It has been a while since I wrote a blog post to my website. I have several excuses on why I’ve not written lately,
1) I have not had a really good idea to write about,
2) I’ve been really busy teaching. (Most of my students don’t take as many classes as I teach)
3) My health has not been well this last year, I have suffered a broken arm and some bizarre neurological vertigo episodes, and recently the varicella zoster virus decided to play havoc with my body after living dormant in my dorsal root ganglion for thirty-five years.
4) I’m going up for tenure this year, and have been bearing my soul too often enough, and I worry that I might say something that might deny my chance to continue teaching at the university, but it also means that I’m always racing to add all sorts of accolades at the last minute to my documentation.
But despite all those excuses, I figured I would write something new, and perhaps take a break from the crazy hectic nature of my life. And that is where this page takes stage, as a place to think out creative thoughts on science and the nature of discovery on well caffeinated late Friday afternoon.
Despite my busy life, I can occasionally finish out a book or two, and one of my summer reads was Hope Jahren’s book called Lab Girl. I highly recommend the book, and if you don’t have the money to purchase a copy, you can visit her blog, and get a taste of her whimsy and writing style. I’m a science geek, who known Hope Jahren mostly from the research she does on plants, carbon isotopes, and paleoclimate research, but the book is more about what it is like to be a scientist in the modern day.
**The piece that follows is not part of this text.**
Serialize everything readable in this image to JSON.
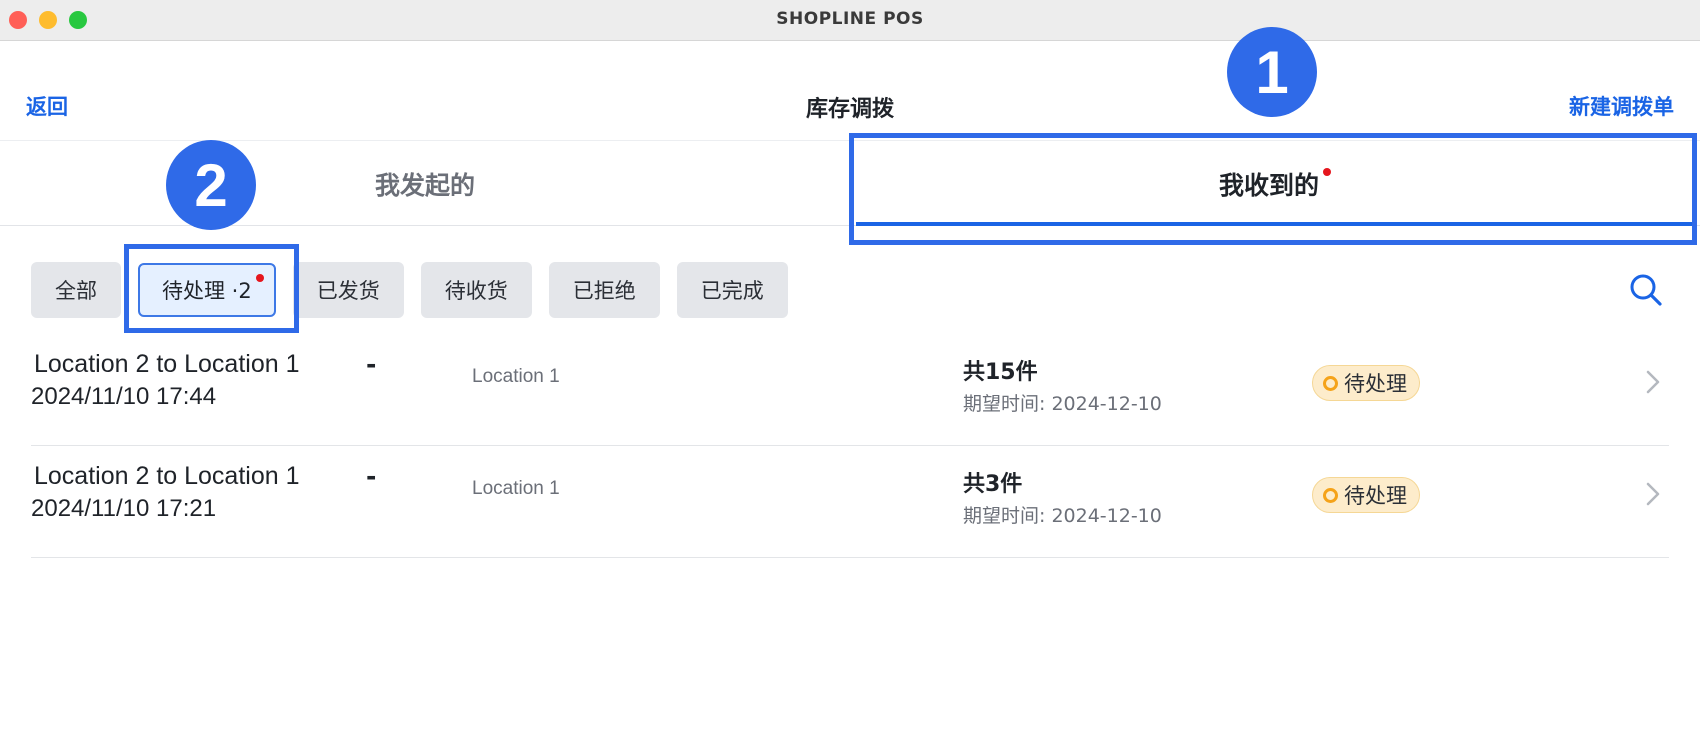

And what the heck scientists do all day for that matter. In the end it portrays science as something not particularly fun nor glorifying. But a job.
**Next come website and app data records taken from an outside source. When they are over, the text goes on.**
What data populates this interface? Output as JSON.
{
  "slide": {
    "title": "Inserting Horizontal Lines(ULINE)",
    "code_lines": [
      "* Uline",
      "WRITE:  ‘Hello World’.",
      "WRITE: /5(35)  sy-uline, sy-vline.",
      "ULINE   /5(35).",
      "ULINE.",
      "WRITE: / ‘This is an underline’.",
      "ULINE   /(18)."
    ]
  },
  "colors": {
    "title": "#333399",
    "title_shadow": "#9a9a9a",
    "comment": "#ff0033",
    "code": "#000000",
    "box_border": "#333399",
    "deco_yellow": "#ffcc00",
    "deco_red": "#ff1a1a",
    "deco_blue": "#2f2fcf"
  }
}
Science today is 90% begging people for money to do science, 5% presenting the science you do get funding for and 5% teaching other people what you already know. While you outsource the “doing science” itself to students or lab assistants, and so in the end it can seem that science is no longer a creative endeavor.
But there is one part in the book that Hope Jahren touches upon that struck me as the reason we do science in this modern day age of excessive information: when we make a new discovery.
In her book she describes how she discovered the chemistry behind the Celtis seed’s perseverance in the rock record. She discoveried that the seeds are made of silica (opal). It is not a major discovery, but a small one (the chemistry behind a seed), but it was her own discovery, her own addition to the great knowledge out there on plants that exists.
This got me thinking about how precious scientific discovery really is. In an age where my students google every question, and knowledge is won by simply asking Siri on your phone, the notion of where that knowledge came from is lost in the ease for which it is freely available on the internet.
But new knowledge is more precious than ever, and each new discovery, even something tiny adds to the multiples of previous aggregated knowledge. Discovery is made in the details, in the chemistry of seeds, or tiny fossils in museum cabinets. The discoveries don’t overturn well established theories nor do they make the pages of newspapers (or Facebook feeds), but add to the evidence of well-worn questions and responses. Hidden in rarely read academic texts.
The nature of scientific discovery is not in the glitz and glamour of outrageous claims, or the crass political discourses on social media, nor debated in a court room. They are verified and measured, verified and measured in the tense boring language of science.
But there is something magically, when you can add a small piece to the body of knowledge out there, and we should take a mindful moment as scientists to sit back and enjoy and treasure those moments of discovery.